You may have read conflicting reports last week about the state of rural income. The fact is that median household incomes in rural America actually grew 3.4% in 2015, as opposed to a 2% decline. Incomes in metropolitan areas are up as well, growing 6%.
Here's an excerpt from a New York Times story that details recent changes in definitions that led to differing media reports.
"On Tuesday, when the Census Bureau released one of the country’s most important reports on income and poverty, dozens and dozens of facts were revealed. We found out that real middle-class incomes in America grew a phenomenal 5.2%, and that the poverty rate fell by the largest percentage in nearly 50 years.
That got the headlines. But after the initial buzz, a few reporters across the country, me included, were intrigued by two lines in the first table: While incomes in metropolitan areas grew 6%, those in rural areas fell 2%. That detail prompted articles on how the recovery was unevenly shared.
One problem, though: The number is wrong. Median household incomes in rural America actually grew 3.4% in 2015, according to policy experts who study the census numbers very closely.
It’s worth mentioning what the Census Bureau views as urban and rural. It has a specific, quite narrow definition for rural: a given area that encompasses fewer than 2,500 people. Everything else is “urban,” thus excluding places that many people would consider rural.
The correct median income number is derived from another survey, called the American Community Survey, also compiled by the Census Bureau. It released these numbers on poverty and income in a much smaller report two days later. The crucial figure on median household incomes in rural America isn’t even found on its official report. Instead, it’s buried in American Factfinder, a searchable database of thousands of statistical tables that the census produces (and involves an eight-step process to find).
Why did this happen? The short answer is this: a once-in-a-decade definitional change. The wrong rural income number came from the bureau’s Current Population Survey’s Annual Social and Economic Supplement, a reliable source of detailed information on income and poverty that economists and policy makers have relied on for decades.

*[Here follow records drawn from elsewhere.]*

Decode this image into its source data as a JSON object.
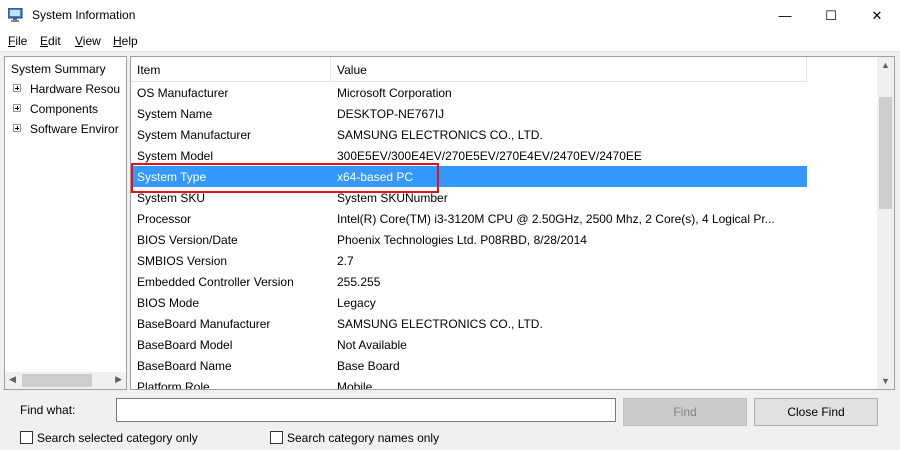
{
  "window": {
    "title": "System Information",
    "controls": {
      "minimize": "—",
      "maximize": "☐",
      "close": "✕"
    }
  },
  "menu": {
    "items": [
      {
        "label": "File",
        "accel": "F",
        "rest": "ile"
      },
      {
        "label": "Edit",
        "accel": "E",
        "rest": "dit"
      },
      {
        "label": "View",
        "accel": "V",
        "rest": "iew"
      },
      {
        "label": "Help",
        "accel": "H",
        "rest": "elp"
      }
    ]
  },
  "tree": {
    "root": "System Summary",
    "items": [
      {
        "label": "Hardware Resou",
        "expandable": true
      },
      {
        "label": "Components",
        "expandable": true
      },
      {
        "label": "Software Enviror",
        "expandable": true
      }
    ],
    "scroll": {
      "left": "◀",
      "right": "▶"
    }
  },
  "table": {
    "headers": {
      "item": "Item",
      "value": "Value"
    },
    "rows": [
      {
        "item": "OS Manufacturer",
        "value": "Microsoft Corporation"
      },
      {
        "item": "System Name",
        "value": "DESKTOP-NE767IJ"
      },
      {
        "item": "System Manufacturer",
        "value": "SAMSUNG ELECTRONICS CO., LTD."
      },
      {
        "item": "System Model",
        "value": "300E5EV/300E4EV/270E5EV/270E4EV/2470EV/2470EE"
      },
      {
        "item": "System Type",
        "value": "x64-based PC",
        "selected": true
      },
      {
        "item": "System SKU",
        "value": "System SKUNumber"
      },
      {
        "item": "Processor",
        "value": "Intel(R) Core(TM) i3-3120M CPU @ 2.50GHz, 2500 Mhz, 2 Core(s), 4 Logical Pr..."
      },
      {
        "item": "BIOS Version/Date",
        "value": "Phoenix Technologies Ltd. P08RBD, 8/28/2014"
      },
      {
        "item": "SMBIOS Version",
        "value": "2.7"
      },
      {
        "item": "Embedded Controller Version",
        "value": "255.255"
      },
      {
        "item": "BIOS Mode",
        "value": "Legacy"
      },
      {
        "item": "BaseBoard Manufacturer",
        "value": "SAMSUNG ELECTRONICS CO., LTD."
      },
      {
        "item": "BaseBoard Model",
        "value": "Not Available"
      },
      {
        "item": "BaseBoard Name",
        "value": "Base Board"
      },
      {
        "item": "Platform Role",
        "value": "Mobile"
      }
    ],
    "scroll": {
      "up": "▲",
      "down": "▼"
    },
    "selection_color": "#3399ff",
    "highlight_color": "#e0141e"
  },
  "find": {
    "label": "Find what:",
    "value": "",
    "find_button": "Find",
    "close_button": "Close Find",
    "opt_selected": "Search selected category only",
    "opt_names": "Search category names only"
  }
}
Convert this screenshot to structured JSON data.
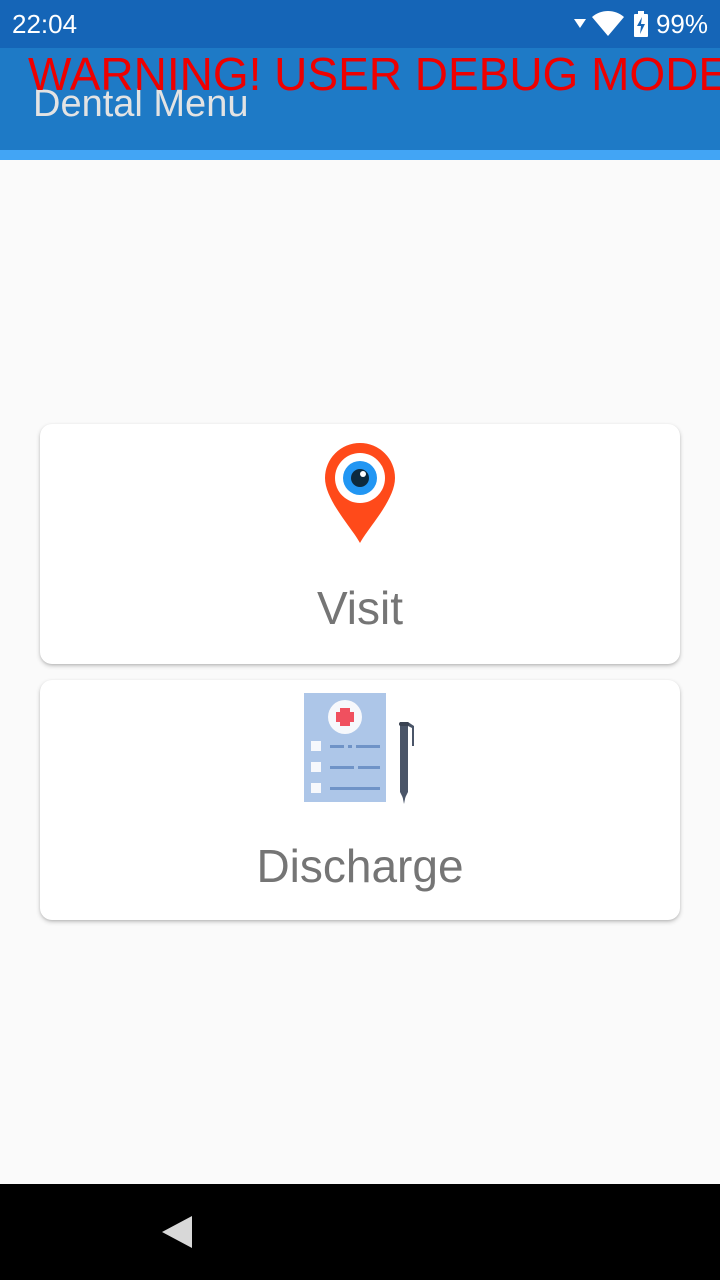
{
  "status_bar": {
    "time": "22:04",
    "battery_percent": "99%",
    "icons": [
      "data-arrow-icon",
      "wifi-icon",
      "battery-charging-icon"
    ]
  },
  "app_bar": {
    "title": "Dental Menu",
    "debug_warning": "WARNING! USER DEBUG MODE"
  },
  "menu": {
    "items": [
      {
        "label": "Visit",
        "icon": "location-pin-eye-icon"
      },
      {
        "label": "Discharge",
        "icon": "medical-form-pen-icon"
      }
    ]
  },
  "nav_bar": {
    "icons": [
      "back-icon"
    ]
  },
  "colors": {
    "status_bar": "#1565b7",
    "app_bar": "#1e7ac6",
    "app_bar_accent": "#42a5f5",
    "warning_text": "#ee0000",
    "pin_orange": "#ff4a1a",
    "eye_blue": "#2196f3",
    "card_label": "#757575"
  }
}
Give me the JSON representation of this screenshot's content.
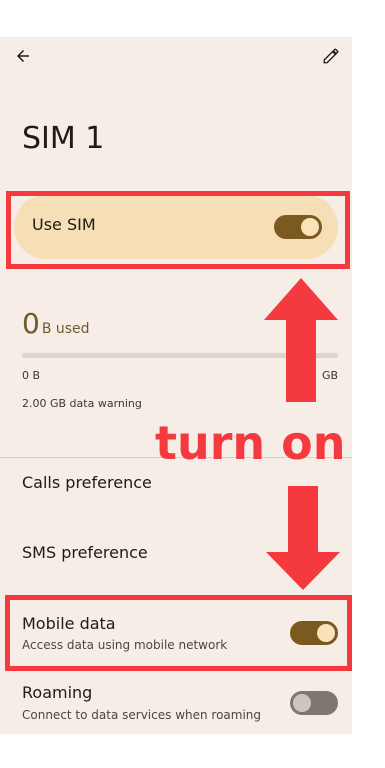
{
  "screen": {
    "title": "SIM 1"
  },
  "use_sim": {
    "label": "Use SIM",
    "state": "on"
  },
  "usage": {
    "amount": "0",
    "unit": "B used",
    "range_start": "0 B",
    "range_end": "GB",
    "warning": "2.00 GB data warning",
    "progress_fraction": 0
  },
  "rows": {
    "calls": {
      "title": "Calls preference"
    },
    "sms": {
      "title": "SMS preference"
    },
    "mobile_data": {
      "title": "Mobile data",
      "subtitle": "Access data using mobile network",
      "state": "on"
    },
    "roaming": {
      "title": "Roaming",
      "subtitle": "Connect to data services when roaming",
      "state": "off"
    }
  },
  "annotation": {
    "text": "turn on",
    "color": "#f4393f"
  },
  "colors": {
    "background": "#f6ede6",
    "accent": "#7a5a1e",
    "card": "#f6deb6"
  },
  "icons": {
    "back": "back-arrow-icon",
    "edit": "pencil-icon"
  }
}
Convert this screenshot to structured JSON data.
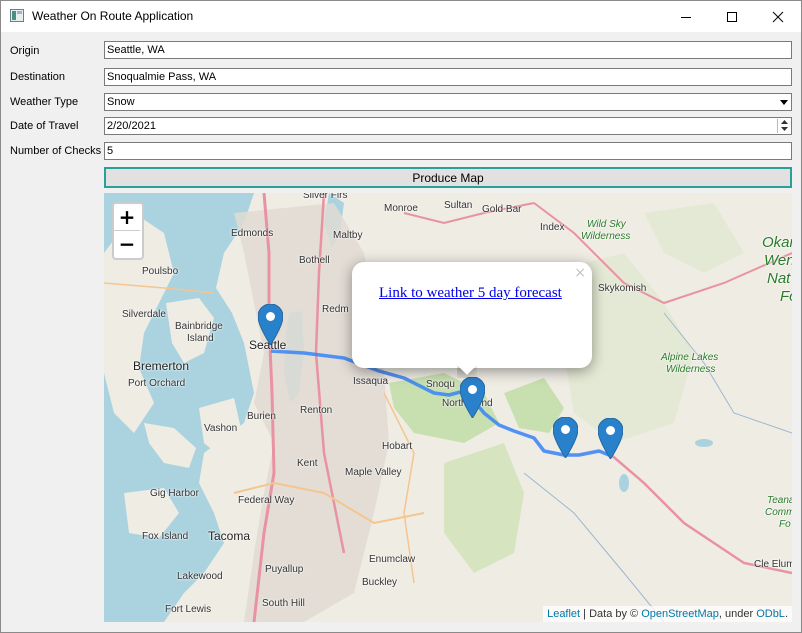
{
  "window": {
    "title": "Weather On Route Application"
  },
  "form": {
    "origin_label": "Origin",
    "origin_value": "Seattle, WA",
    "destination_label": "Destination",
    "destination_value": "Snoqualmie Pass, WA",
    "weather_type_label": "Weather Type",
    "weather_type_value": "Snow",
    "date_label": "Date of Travel",
    "date_value": "2/20/2021",
    "checks_label": "Number of Checks",
    "checks_value": "5",
    "produce_button": "Produce Map"
  },
  "map": {
    "zoom_in": "+",
    "zoom_out": "−",
    "popup": {
      "close": "×",
      "link_text": "Link to weather 5 day forecast"
    },
    "attribution": {
      "leaflet": "Leaflet",
      "sep": " | Data by © ",
      "osm": "OpenStreetMap",
      "under": ", under ",
      "license": "ODbL",
      "end": "."
    },
    "places": {
      "silver_firs": "Silver Firs",
      "monroe": "Monroe",
      "sultan": "Sultan",
      "gold_bar": "Gold Bar",
      "wild_sky": "Wild Sky",
      "wilderness1": "Wilderness",
      "edmonds": "Edmonds",
      "maltby": "Maltby",
      "index": "Index",
      "poulsbo": "Poulsbo",
      "bothell": "Bothell",
      "skykomish": "Skykomish",
      "okan": "Okan",
      "wen": "Wen",
      "nat": "Nat",
      "fo": "Fo",
      "silverdale": "Silverdale",
      "bainbridge": "Bainbridge",
      "island": "Island",
      "redmond": "Redm",
      "seattle": "Seattle",
      "bremerton": "Bremerton",
      "port_orchard": "Port Orchard",
      "alpine_lakes": "Alpine Lakes",
      "wilderness2": "Wilderness",
      "issaquah": "Issaqua",
      "snoqualmie": "Snoqu",
      "north_bend": "North Bend",
      "burien": "Burien",
      "renton": "Renton",
      "vashon": "Vashon",
      "hobart": "Hobart",
      "kent": "Kent",
      "maple_valley": "Maple Valley",
      "gig_harbor": "Gig Harbor",
      "federal_way": "Federal Way",
      "fox_island": "Fox Island",
      "tacoma": "Tacoma",
      "enumclaw": "Enumclaw",
      "puyallup": "Puyallup",
      "lakewood": "Lakewood",
      "buckley": "Buckley",
      "fort_lewis": "Fort Lewis",
      "south_hill": "South Hill",
      "teanaway": "Teana",
      "comm": "Comm",
      "fo2": "Fo",
      "cle_elum": "Cle Elum"
    }
  }
}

However, what that report wasn’t devised to do well is provide solid estimates in fine-grained geographic detail. One reason is that the Current Population Survey’s sample is too small for precise geographic estimates. Its sample is 100,000 addresses; the American Community Survey’s sample is 3.5 million. So on balance, the American Community Survey estimates will generally be better for smaller geographic areas than the Current Population Survey. The trade-off is that the C.P.S. asks more in-depth questions regarding income and poverty.